:: Problem statement ::
Give back every record verbatim, but not the pictures.

(Data records for software interfaces)
____
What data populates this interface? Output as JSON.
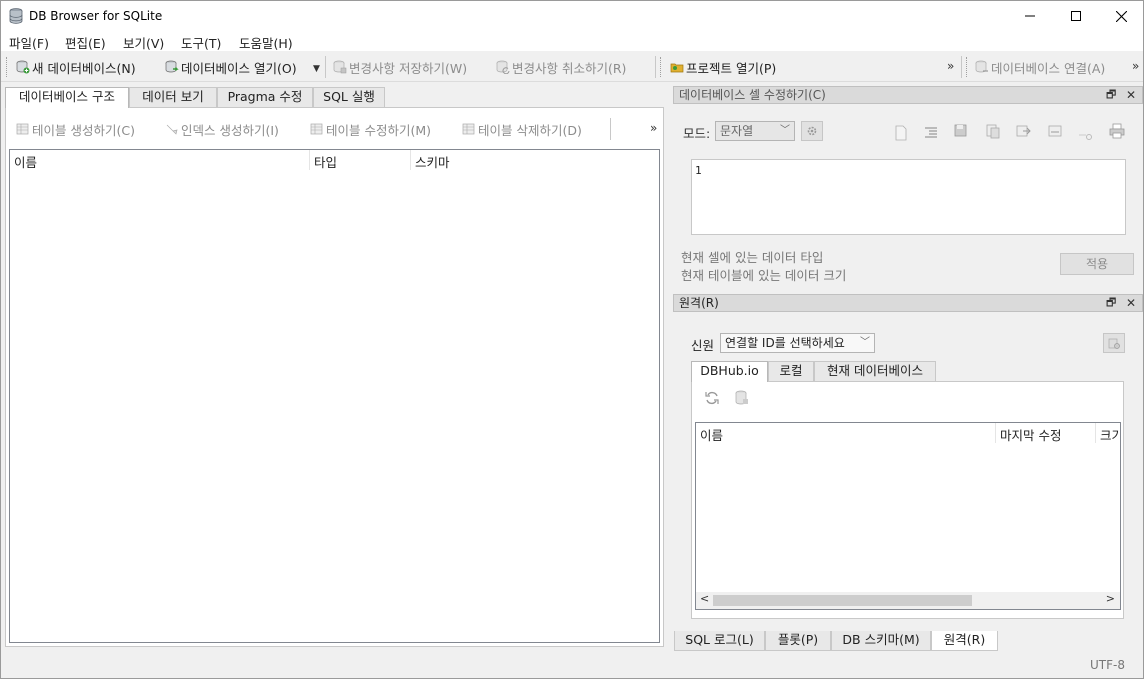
{
  "window": {
    "title": "DB Browser for SQLite"
  },
  "menu": [
    "파일(F)",
    "편집(E)",
    "보기(V)",
    "도구(T)",
    "도움말(H)"
  ],
  "toolbar": {
    "new_db": "새 데이터베이스(N)",
    "open_db": "데이터베이스 열기(O)",
    "write_changes": "변경사항 저장하기(W)",
    "revert_changes": "변경사항 취소하기(R)",
    "open_project": "프로젝트 열기(P)",
    "attach_db": "데이터베이스 연결(A)",
    "overflow": "»"
  },
  "main_tabs": [
    "데이터베이스 구조",
    "데이터 보기",
    "Pragma 수정",
    "SQL 실행"
  ],
  "structure_toolbar": {
    "create_table": "테이블 생성하기(C)",
    "create_index": "인덱스 생성하기(I)",
    "modify_table": "테이블 수정하기(M)",
    "delete_table": "테이블 삭제하기(D)",
    "overflow": "»"
  },
  "schema_columns": [
    "이름",
    "타입",
    "스키마"
  ],
  "edit_cell": {
    "title": "데이터베이스 셀 수정하기(C)",
    "mode_label": "모드:",
    "mode_value": "문자열",
    "content": "1",
    "type_info": "현재 셀에 있는 데이터 타입",
    "size_info": "현재 테이블에 있는 데이터 크기",
    "apply_label": "적용"
  },
  "remote": {
    "title": "원격(R)",
    "identity_label": "신원",
    "identity_value": "연결할 ID를 선택하세요",
    "tabs": [
      "DBHub.io",
      "로컬",
      "현재 데이터베이스"
    ],
    "columns": [
      "이름",
      "마지막 수정",
      "크기"
    ]
  },
  "bottom_tabs": [
    "SQL 로그(L)",
    "플롯(P)",
    "DB 스키마(M)",
    "원격(R)"
  ],
  "status": {
    "encoding": "UTF-8"
  },
  "colors": {
    "accent_green": "#3a9a3a",
    "icon_gray": "#9a9a9a",
    "folder_yellow": "#e0b030"
  }
}
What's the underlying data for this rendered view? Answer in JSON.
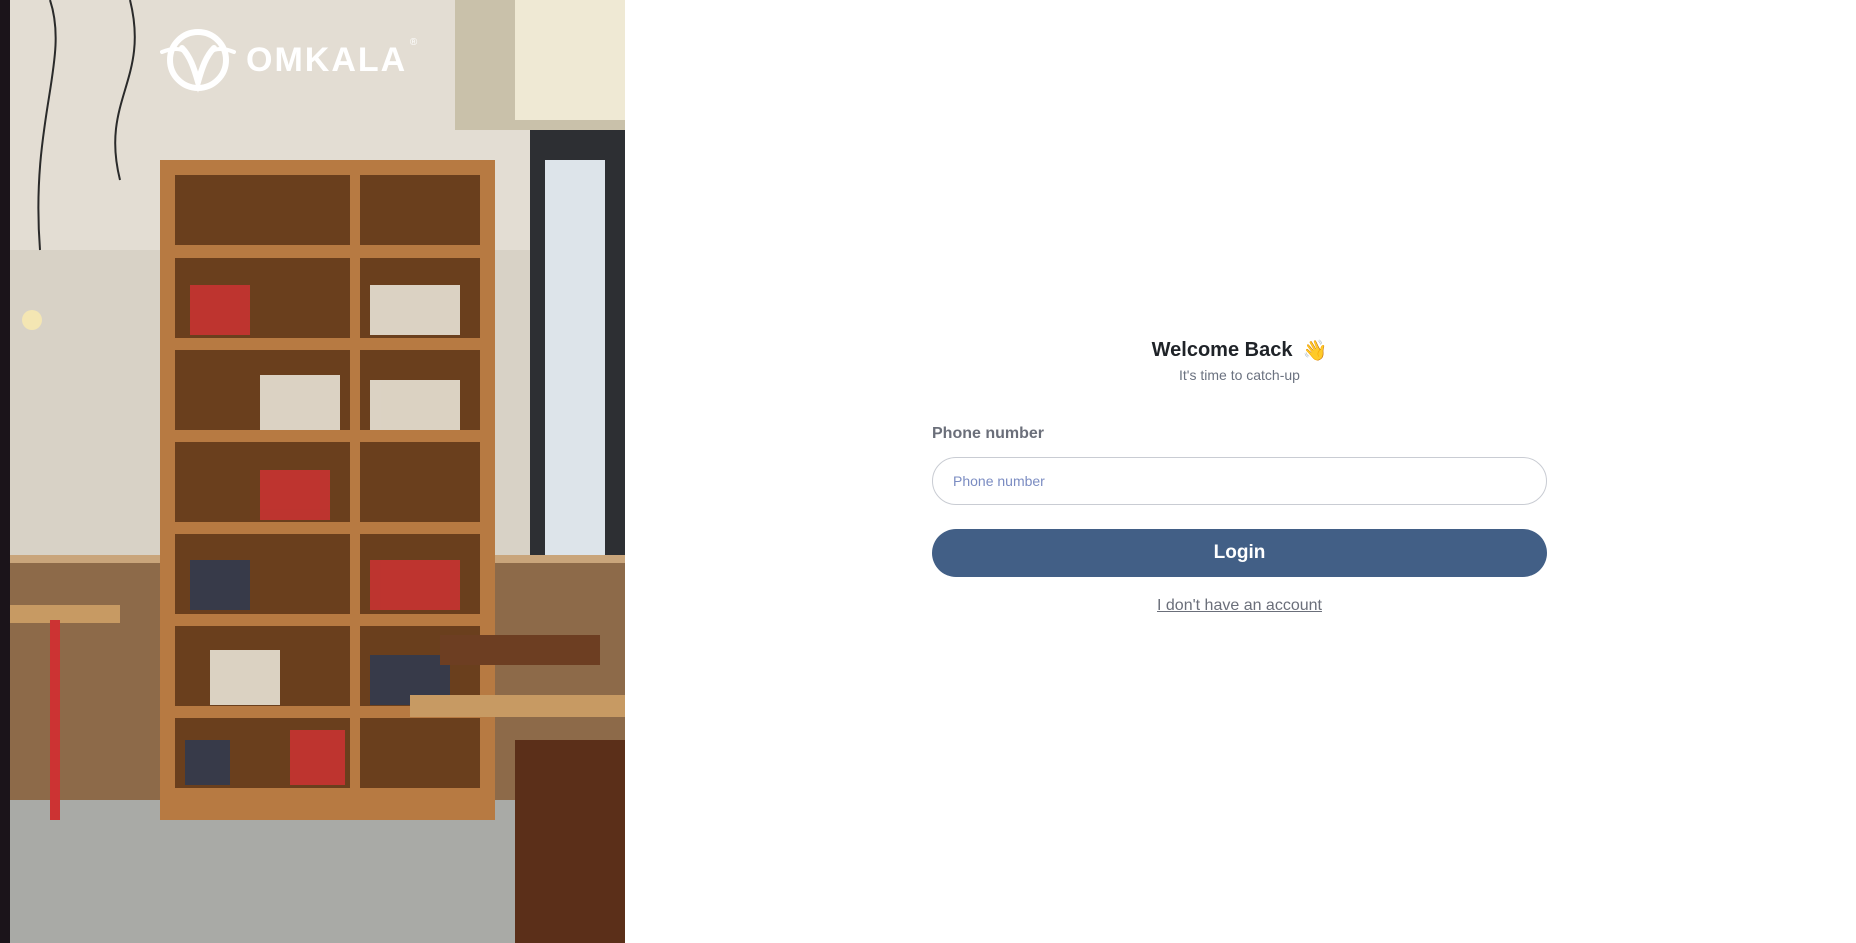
{
  "brand": {
    "name": "OMKALA",
    "reg_mark": "®",
    "logo_icon": "omkala-logo-icon"
  },
  "hero": {
    "image_subject": "bookshelf cafe interior"
  },
  "form": {
    "title": "Welcome Back",
    "title_emoji": "👋",
    "subtitle": "It's time to catch-up",
    "phone_label": "Phone number",
    "phone_placeholder": "Phone number",
    "phone_value": "",
    "login_label": "Login",
    "signup_link": "I don't have an account"
  },
  "colors": {
    "primary_button": "#425f86",
    "placeholder": "#7b8cc2",
    "label": "#6b6f7a"
  }
}
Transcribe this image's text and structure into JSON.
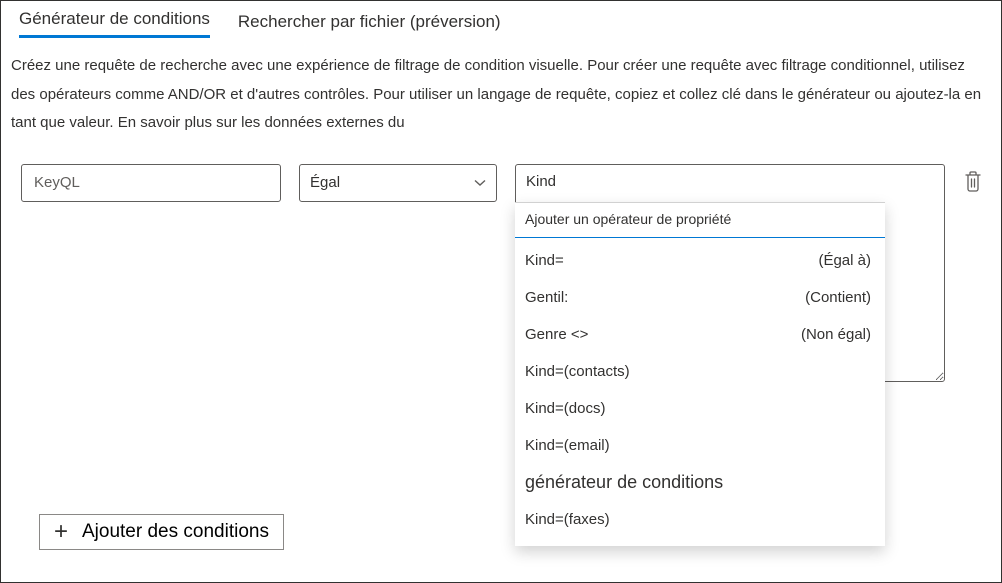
{
  "tabs": {
    "builder": "Générateur de conditions",
    "search_by_file": "Rechercher par fichier (préversion)"
  },
  "description": "Créez une requête de recherche avec une expérience de filtrage de condition visuelle. Pour créer une requête avec filtrage conditionnel, utilisez des opérateurs comme AND/OR et d'autres contrôles. Pour utiliser un langage de requête, copiez et collez clé dans le générateur ou ajoutez-la en tant que valeur. En savoir plus sur les données externes du",
  "condition": {
    "field_value": "KeyQL",
    "operator_label": "Égal",
    "value_text": "Kind"
  },
  "dropdown": {
    "header": "Ajouter un opérateur de propriété",
    "items": [
      {
        "label": "Kind=",
        "hint": "(Égal à)"
      },
      {
        "label": "Gentil:",
        "hint": "(Contient)"
      },
      {
        "label": "Genre <>",
        "hint": "(Non égal)"
      },
      {
        "label": "Kind=(contacts)",
        "hint": ""
      },
      {
        "label": "Kind=(docs)",
        "hint": ""
      },
      {
        "label": "Kind=(email)",
        "hint": ""
      }
    ],
    "section_title": "générateur de conditions",
    "after_items": [
      {
        "label": "Kind=(faxes)",
        "hint": ""
      }
    ]
  },
  "add_conditions_label": "Ajouter des conditions"
}
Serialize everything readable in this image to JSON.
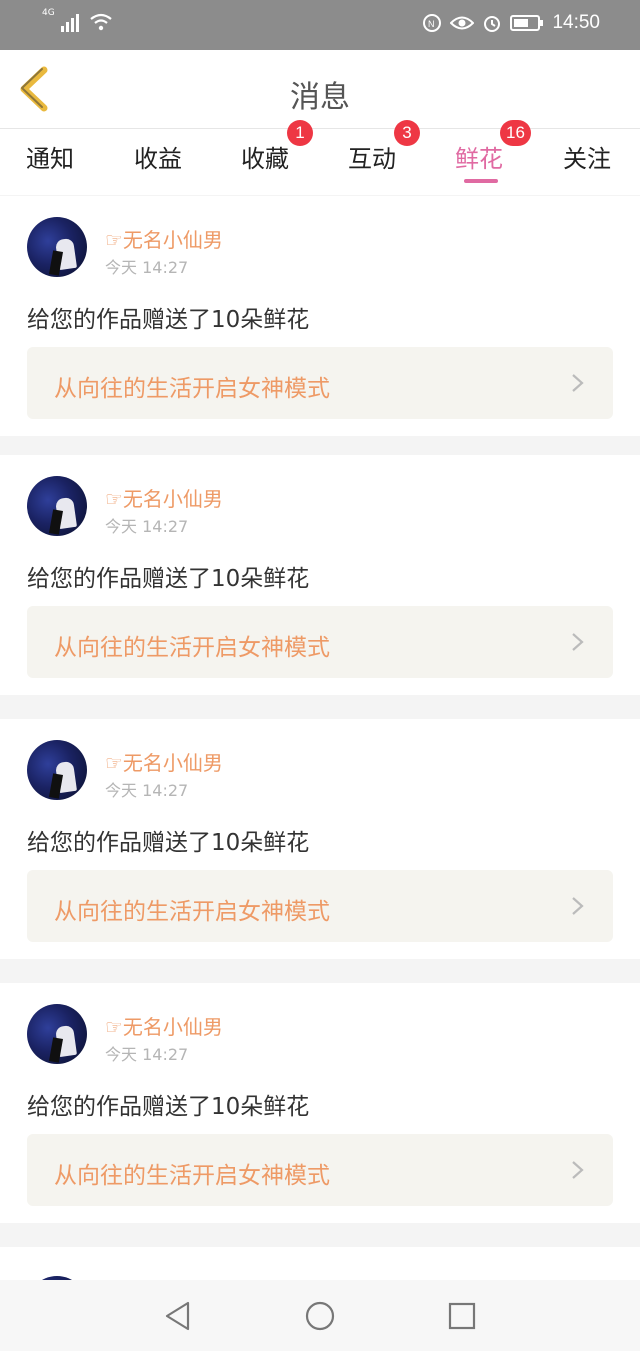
{
  "status_bar": {
    "network": "4G",
    "time": "14:50"
  },
  "header": {
    "title": "消息",
    "back_icon": "chevron-left-icon"
  },
  "tabs": [
    {
      "label": "通知",
      "badge": ""
    },
    {
      "label": "收益",
      "badge": ""
    },
    {
      "label": "收藏",
      "badge": "1"
    },
    {
      "label": "互动",
      "badge": "3"
    },
    {
      "label": "鲜花",
      "badge": "16",
      "active": true
    },
    {
      "label": "关注",
      "badge": ""
    }
  ],
  "notifications": [
    {
      "username": "☞无名小仙男",
      "time": "今天 14:27",
      "message": "给您的作品赠送了10朵鲜花",
      "work_title": "从向往的生活开启女神模式"
    },
    {
      "username": "☞无名小仙男",
      "time": "今天 14:27",
      "message": "给您的作品赠送了10朵鲜花",
      "work_title": "从向往的生活开启女神模式"
    },
    {
      "username": "☞无名小仙男",
      "time": "今天 14:27",
      "message": "给您的作品赠送了10朵鲜花",
      "work_title": "从向往的生活开启女神模式"
    },
    {
      "username": "☞无名小仙男",
      "time": "今天 14:27",
      "message": "给您的作品赠送了10朵鲜花",
      "work_title": "从向往的生活开启女神模式"
    }
  ],
  "colors": {
    "accent_pink": "#e06aa2",
    "orange_text": "#ee9a66",
    "badge_red": "#ee3744"
  }
}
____
:: Result for this exercise ::
What data populates this interface? Output as JSON.
{
  "window": {
    "title": "DB Browser for SQLite"
  },
  "menu": [
    "파일(F)",
    "편집(E)",
    "보기(V)",
    "도구(T)",
    "도움말(H)"
  ],
  "toolbar": {
    "new_db": "새 데이터베이스(N)",
    "open_db": "데이터베이스 열기(O)",
    "write_changes": "변경사항 저장하기(W)",
    "revert_changes": "변경사항 취소하기(R)",
    "open_project": "프로젝트 열기(P)",
    "attach_db": "데이터베이스 연결(A)",
    "overflow": "»"
  },
  "main_tabs": [
    "데이터베이스 구조",
    "데이터 보기",
    "Pragma 수정",
    "SQL 실행"
  ],
  "structure_toolbar": {
    "create_table": "테이블 생성하기(C)",
    "create_index": "인덱스 생성하기(I)",
    "modify_table": "테이블 수정하기(M)",
    "delete_table": "테이블 삭제하기(D)",
    "overflow": "»"
  },
  "schema_columns": [
    "이름",
    "타입",
    "스키마"
  ],
  "edit_cell": {
    "title": "데이터베이스 셀 수정하기(C)",
    "mode_label": "모드:",
    "mode_value": "문자열",
    "content": "1",
    "type_info": "현재 셀에 있는 데이터 타입",
    "size_info": "현재 테이블에 있는 데이터 크기",
    "apply_label": "적용"
  },
  "remote": {
    "title": "원격(R)",
    "identity_label": "신원",
    "identity_value": "연결할 ID를 선택하세요",
    "tabs": [
      "DBHub.io",
      "로컬",
      "현재 데이터베이스"
    ],
    "columns": [
      "이름",
      "마지막 수정",
      "크기"
    ]
  },
  "bottom_tabs": [
    "SQL 로그(L)",
    "플롯(P)",
    "DB 스키마(M)",
    "원격(R)"
  ],
  "status": {
    "encoding": "UTF-8"
  },
  "colors": {
    "accent_green": "#3a9a3a",
    "icon_gray": "#9a9a9a",
    "folder_yellow": "#e0b030"
  }
}
What's the underlying data for this rendered view? Answer in JSON.
{
  "brand": {
    "name": "OMKALA",
    "reg_mark": "®",
    "logo_icon": "omkala-logo-icon"
  },
  "hero": {
    "image_subject": "bookshelf cafe interior"
  },
  "form": {
    "title": "Welcome Back",
    "title_emoji": "👋",
    "subtitle": "It's time to catch-up",
    "phone_label": "Phone number",
    "phone_placeholder": "Phone number",
    "phone_value": "",
    "login_label": "Login",
    "signup_link": "I don't have an account"
  },
  "colors": {
    "primary_button": "#425f86",
    "placeholder": "#7b8cc2",
    "label": "#6b6f7a"
  }
}
Transcribe this image's text and structure into JSON.
{
  "tabs": {
    "builder": "Générateur de conditions",
    "search_by_file": "Rechercher par fichier (préversion)"
  },
  "description": "Créez une requête de recherche avec une expérience de filtrage de condition visuelle. Pour créer une requête avec filtrage conditionnel, utilisez des opérateurs comme AND/OR et d'autres contrôles. Pour utiliser un langage de requête, copiez et collez clé dans le générateur ou ajoutez-la en tant que valeur. En savoir plus sur les données externes du",
  "condition": {
    "field_value": "KeyQL",
    "operator_label": "Égal",
    "value_text": "Kind"
  },
  "dropdown": {
    "header": "Ajouter un opérateur de propriété",
    "items": [
      {
        "label": "Kind=",
        "hint": "(Égal à)"
      },
      {
        "label": "Gentil:",
        "hint": "(Contient)"
      },
      {
        "label": "Genre <>",
        "hint": "(Non égal)"
      },
      {
        "label": "Kind=(contacts)",
        "hint": ""
      },
      {
        "label": "Kind=(docs)",
        "hint": ""
      },
      {
        "label": "Kind=(email)",
        "hint": ""
      }
    ],
    "section_title": "générateur de conditions",
    "after_items": [
      {
        "label": "Kind=(faxes)",
        "hint": ""
      }
    ]
  },
  "add_conditions_label": "Ajouter des conditions"
}
Serialize everything readable in this image to JSON.
{
  "status_bar": {
    "network": "4G",
    "time": "14:50"
  },
  "header": {
    "title": "消息",
    "back_icon": "chevron-left-icon"
  },
  "tabs": [
    {
      "label": "通知",
      "badge": ""
    },
    {
      "label": "收益",
      "badge": ""
    },
    {
      "label": "收藏",
      "badge": "1"
    },
    {
      "label": "互动",
      "badge": "3"
    },
    {
      "label": "鲜花",
      "badge": "16",
      "active": true
    },
    {
      "label": "关注",
      "badge": ""
    }
  ],
  "notifications": [
    {
      "username": "☞无名小仙男",
      "time": "今天 14:27",
      "message": "给您的作品赠送了10朵鲜花",
      "work_title": "从向往的生活开启女神模式"
    },
    {
      "username": "☞无名小仙男",
      "time": "今天 14:27",
      "message": "给您的作品赠送了10朵鲜花",
      "work_title": "从向往的生活开启女神模式"
    },
    {
      "username": "☞无名小仙男",
      "time": "今天 14:27",
      "message": "给您的作品赠送了10朵鲜花",
      "work_title": "从向往的生活开启女神模式"
    },
    {
      "username": "☞无名小仙男",
      "time": "今天 14:27",
      "message": "给您的作品赠送了10朵鲜花",
      "work_title": "从向往的生活开启女神模式"
    }
  ],
  "colors": {
    "accent_pink": "#e06aa2",
    "orange_text": "#ee9a66",
    "badge_red": "#ee3744"
  }
}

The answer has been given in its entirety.